• **Activity**
For every line below, output the text exactly and leave out images.

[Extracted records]
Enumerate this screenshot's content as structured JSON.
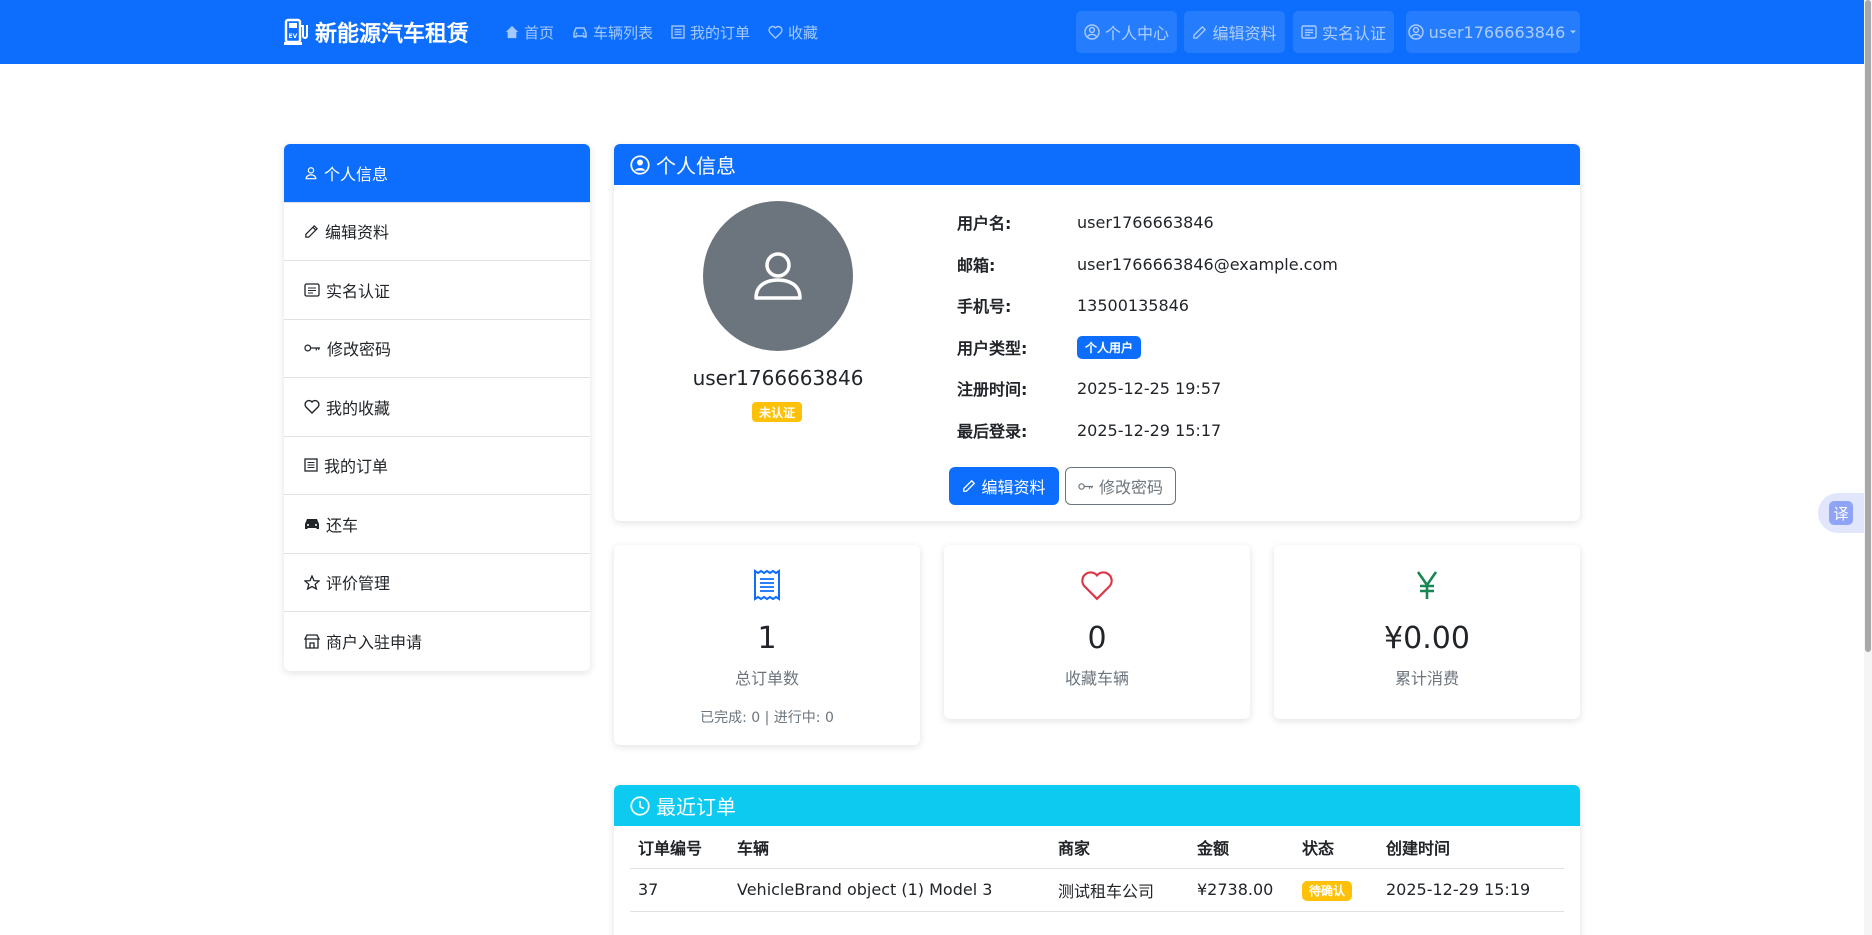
{
  "navbar": {
    "brand": "新能源汽车租赁",
    "links": [
      {
        "label": "首页",
        "icon": "house-icon"
      },
      {
        "label": "车辆列表",
        "icon": "car-icon"
      },
      {
        "label": "我的订单",
        "icon": "list-icon"
      },
      {
        "label": "收藏",
        "icon": "heart-icon"
      }
    ],
    "right": [
      {
        "label": "个人中心",
        "icon": "person-circle-icon"
      },
      {
        "label": "编辑资料",
        "icon": "pencil-icon"
      },
      {
        "label": "实名认证",
        "icon": "card-icon"
      }
    ],
    "user_menu": "user1766663846"
  },
  "sidebar": {
    "items": [
      {
        "label": "个人信息",
        "icon": "person-icon",
        "active": true
      },
      {
        "label": "编辑资料",
        "icon": "pencil-icon"
      },
      {
        "label": "实名认证",
        "icon": "card-icon"
      },
      {
        "label": "修改密码",
        "icon": "key-icon"
      },
      {
        "label": "我的收藏",
        "icon": "heart-icon"
      },
      {
        "label": "我的订单",
        "icon": "list-icon"
      },
      {
        "label": "还车",
        "icon": "car-front-icon"
      },
      {
        "label": "评价管理",
        "icon": "star-icon"
      },
      {
        "label": "商户入驻申请",
        "icon": "shop-icon"
      }
    ]
  },
  "profile": {
    "title": "个人信息",
    "username_display": "user1766663846",
    "verify_badge": "未认证",
    "fields": [
      {
        "label": "用户名:",
        "value": "user1766663846"
      },
      {
        "label": "邮箱:",
        "value": "user1766663846@example.com"
      },
      {
        "label": "手机号:",
        "value": "13500135846"
      },
      {
        "label": "用户类型:",
        "value": "个人用户"
      },
      {
        "label": "注册时间:",
        "value": "2025-12-25 19:57"
      },
      {
        "label": "最后登录:",
        "value": "2025-12-29 15:17"
      }
    ],
    "edit_button": "编辑资料",
    "password_button": "修改密码"
  },
  "stats": [
    {
      "value": "1",
      "label": "总订单数",
      "sub": "已完成: 0 | 进行中: 0",
      "color": "#0d6efd",
      "icon": "receipt-icon"
    },
    {
      "value": "0",
      "label": "收藏车辆",
      "color": "#dc3545",
      "icon": "heart-icon"
    },
    {
      "value": "¥0.00",
      "label": "累计消费",
      "color": "#198754",
      "icon": "yen-icon"
    }
  ],
  "orders": {
    "title": "最近订单",
    "columns": [
      "订单编号",
      "车辆",
      "商家",
      "金额",
      "状态",
      "创建时间"
    ],
    "rows": [
      [
        "37",
        "VehicleBrand object (1) Model 3",
        "测试租车公司",
        "¥2738.00",
        "待确认",
        "2025-12-29 15:19"
      ]
    ]
  },
  "translate_label": "译",
  "colors": {
    "primary": "#0d6efd",
    "info": "#0dcaf0",
    "warning": "#ffc107",
    "secondary": "#6c757d"
  }
}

• **Solution for this exercise**
Enumerate this screenshot's content as structured JSON.
{
  "navbar": {
    "brand": "新能源汽车租赁",
    "links": [
      {
        "label": "首页",
        "icon": "house-icon"
      },
      {
        "label": "车辆列表",
        "icon": "car-icon"
      },
      {
        "label": "我的订单",
        "icon": "list-icon"
      },
      {
        "label": "收藏",
        "icon": "heart-icon"
      }
    ],
    "right": [
      {
        "label": "个人中心",
        "icon": "person-circle-icon"
      },
      {
        "label": "编辑资料",
        "icon": "pencil-icon"
      },
      {
        "label": "实名认证",
        "icon": "card-icon"
      }
    ],
    "user_menu": "user1766663846"
  },
  "sidebar": {
    "items": [
      {
        "label": "个人信息",
        "icon": "person-icon",
        "active": true
      },
      {
        "label": "编辑资料",
        "icon": "pencil-icon"
      },
      {
        "label": "实名认证",
        "icon": "card-icon"
      },
      {
        "label": "修改密码",
        "icon": "key-icon"
      },
      {
        "label": "我的收藏",
        "icon": "heart-icon"
      },
      {
        "label": "我的订单",
        "icon": "list-icon"
      },
      {
        "label": "还车",
        "icon": "car-front-icon"
      },
      {
        "label": "评价管理",
        "icon": "star-icon"
      },
      {
        "label": "商户入驻申请",
        "icon": "shop-icon"
      }
    ]
  },
  "profile": {
    "title": "个人信息",
    "username_display": "user1766663846",
    "verify_badge": "未认证",
    "fields": [
      {
        "label": "用户名:",
        "value": "user1766663846"
      },
      {
        "label": "邮箱:",
        "value": "user1766663846@example.com"
      },
      {
        "label": "手机号:",
        "value": "13500135846"
      },
      {
        "label": "用户类型:",
        "value": "个人用户"
      },
      {
        "label": "注册时间:",
        "value": "2025-12-25 19:57"
      },
      {
        "label": "最后登录:",
        "value": "2025-12-29 15:17"
      }
    ],
    "edit_button": "编辑资料",
    "password_button": "修改密码"
  },
  "stats": [
    {
      "value": "1",
      "label": "总订单数",
      "sub": "已完成: 0 | 进行中: 0",
      "color": "#0d6efd",
      "icon": "receipt-icon"
    },
    {
      "value": "0",
      "label": "收藏车辆",
      "color": "#dc3545",
      "icon": "heart-icon"
    },
    {
      "value": "¥0.00",
      "label": "累计消费",
      "color": "#198754",
      "icon": "yen-icon"
    }
  ],
  "orders": {
    "title": "最近订单",
    "columns": [
      "订单编号",
      "车辆",
      "商家",
      "金额",
      "状态",
      "创建时间"
    ],
    "rows": [
      [
        "37",
        "VehicleBrand object (1) Model 3",
        "测试租车公司",
        "¥2738.00",
        "待确认",
        "2025-12-29 15:19"
      ]
    ]
  },
  "translate_label": "译",
  "colors": {
    "primary": "#0d6efd",
    "info": "#0dcaf0",
    "warning": "#ffc107",
    "secondary": "#6c757d"
  }
}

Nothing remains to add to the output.